In case it wasn’t clear already, not everyone has even the tiniest bit of interest in having a punishment dynamic! If people didn’t keep assuming I must be into that because it’s obviously the One True Way™ then I wouldn’t so irritated by the whole idea. If you like having domestic discipline in your relationship that’s totally cool, just look for someone else who also wants that and don’t hassle people who aren’t interested.

Personally I’m not interested in domestic discipline, but I can see how it can actually be a useful tool if you’re willing to use it. And just to get it out of the way, when I talk about domestic discipline of punishment dynamics, I’m talking about rational grown ups who talked the problem out first and made their apologies before they moved on to using punishment to help the s-type stop beating themselves up or to actively repair the d/s dynamic. I know the most common objection to punishment dynamics is “in my house we talk our problems out like grownups” but even I can admit they’re not mutually exclusive.

As a bit of an aside, my understanding of animal training is that punishment is not an effective way to modify behaviour. It doesn’t work on children either (not to mention that hitting a small defenseless person who literally depends on you for food and shelter is absolutely reprehensible). Yes, your partner isn’t a child or a puppy, but the point stands. If your partner is doing something you don’t like (other than continuing to beat themselves up about the original issue when you feel it’s resolved, which punishment actually can help with) and saying “honey, it makes me really unhappy when you _____” doesn’t fix it, punishment isn’t likely to help either. I know it’s tempting to look for a quick fix, but there just isn’t one.

So, the first thing thing punishment really can be good for is helping the s-type who messed up feel like they’ve “paid for their crime” and stop worrying about it. It’s not exactly unusual for people whose whole relationship style is based around pleasing their partner to take it really hard when they fail.
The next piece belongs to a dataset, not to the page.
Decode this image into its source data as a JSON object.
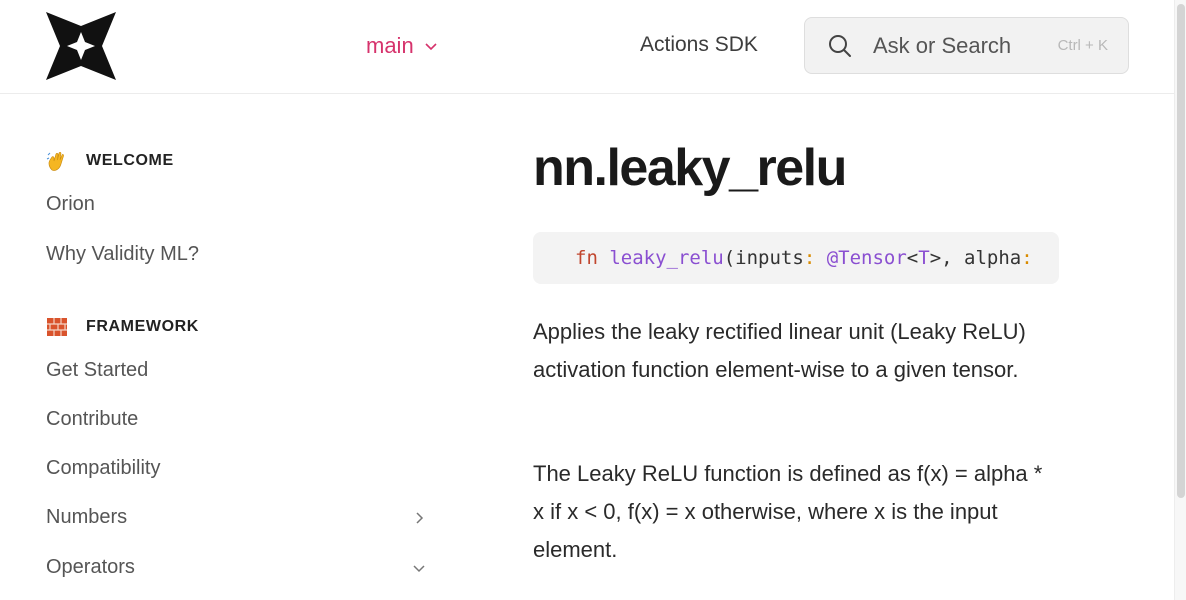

What I’ve heard from s-types who do punishment is that getting a physical punishment after everything’s talked out helps them feel like they’re absolved now and can stop worrying about it. On the other hand, some s-types feel even worse if they’ve screwed up so badly they need to be punished, so approach the whole idea with caution (you know, like everything else we do).

Another thing punishment can do is actively repair the dynamic. For example, if one of your agreements is that your sub texts you when they’re going to be home late and they forget, that can feel like a rejection of your dominance and your whole dynamic. Performing a punishment like texting you status updates every time they do much of anything can help rebuild your confidence in their desire to obey you and reinforce your dynamic where it got torn.
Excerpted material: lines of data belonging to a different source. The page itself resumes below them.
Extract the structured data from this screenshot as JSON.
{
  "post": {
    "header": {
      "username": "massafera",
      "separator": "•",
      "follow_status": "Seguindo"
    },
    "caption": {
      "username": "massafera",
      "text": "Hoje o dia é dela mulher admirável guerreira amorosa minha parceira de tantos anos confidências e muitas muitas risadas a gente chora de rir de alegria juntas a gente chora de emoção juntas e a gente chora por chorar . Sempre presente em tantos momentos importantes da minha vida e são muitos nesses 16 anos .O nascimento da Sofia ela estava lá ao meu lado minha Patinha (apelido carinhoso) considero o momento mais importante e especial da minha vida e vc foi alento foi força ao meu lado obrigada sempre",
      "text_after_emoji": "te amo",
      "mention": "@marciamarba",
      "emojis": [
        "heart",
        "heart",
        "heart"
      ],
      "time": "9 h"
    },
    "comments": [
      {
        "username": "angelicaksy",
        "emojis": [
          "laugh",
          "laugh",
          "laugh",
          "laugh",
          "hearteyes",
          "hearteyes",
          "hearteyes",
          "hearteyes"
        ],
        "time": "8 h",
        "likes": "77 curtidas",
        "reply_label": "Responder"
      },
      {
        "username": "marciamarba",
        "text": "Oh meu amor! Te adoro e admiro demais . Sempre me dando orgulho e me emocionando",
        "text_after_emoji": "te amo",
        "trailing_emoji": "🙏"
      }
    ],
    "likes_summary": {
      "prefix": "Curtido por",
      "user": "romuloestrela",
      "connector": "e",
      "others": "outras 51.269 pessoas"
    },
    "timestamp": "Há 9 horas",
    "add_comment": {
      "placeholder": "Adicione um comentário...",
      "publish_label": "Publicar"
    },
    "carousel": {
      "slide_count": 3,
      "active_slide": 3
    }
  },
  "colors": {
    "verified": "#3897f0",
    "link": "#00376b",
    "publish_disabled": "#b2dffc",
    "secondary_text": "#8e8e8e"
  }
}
Those are actually really useful things, so why am I so totally uninterested in punishment? Mostly because I can’t separate the idea of punishing someone from the idea of treating them like a child. I know it’s not the same thing, but I still have this visceral ‘ugh’ reaction to the idea of treating an adult like that.

Another issue is that running my own life is quite enough work, I don’t need to run anyone else’s. If you need someone to spank you if you don’t finish your chores, I’m just not the dom for you. I also have this association between people who are interested in punishment and people who are interested in super high maintenance rules and protocols, and I can in no way be bothered to enforce rules I don’t care about. If god forbid someone who did like rules was interested in me, he’d end up miserable and feeling ignored when I totally failed to work with his relationship style.
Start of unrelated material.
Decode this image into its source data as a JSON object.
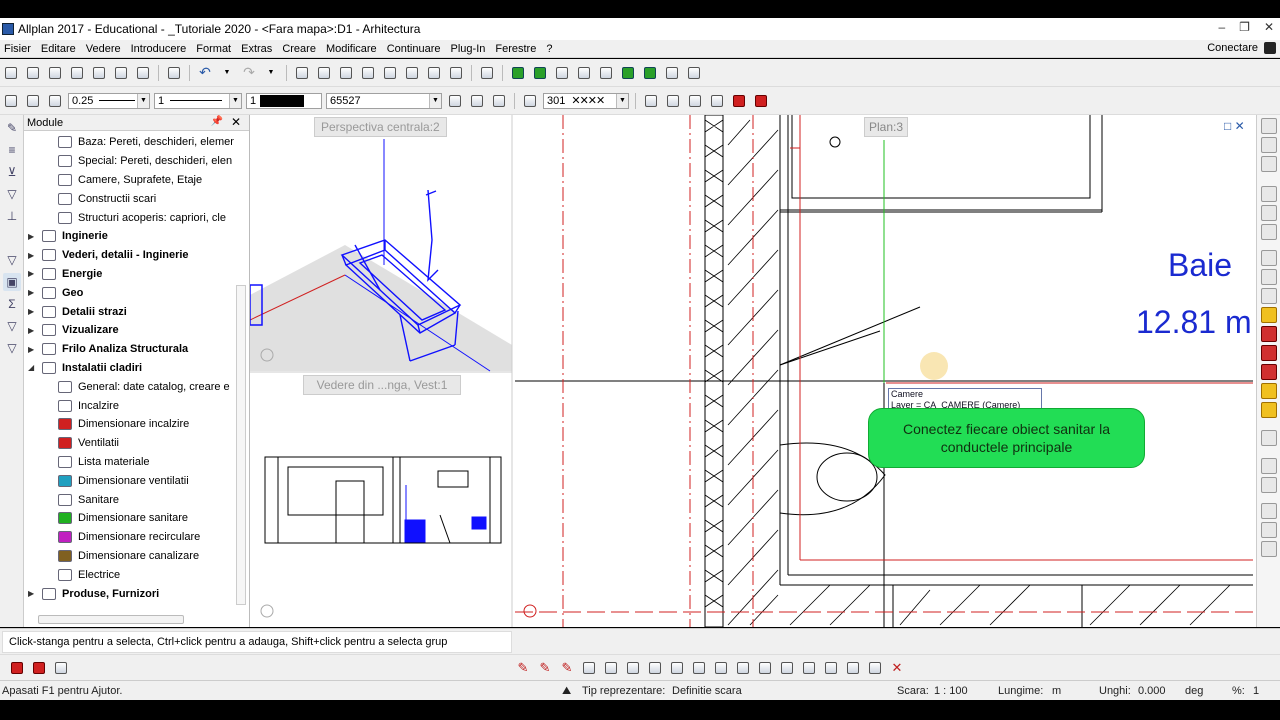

Maybe punishment is for you and maybe it’s not. Either way we’re cool as long as you don’t bug me about how I’m supposed to want to do something I just don’t care about.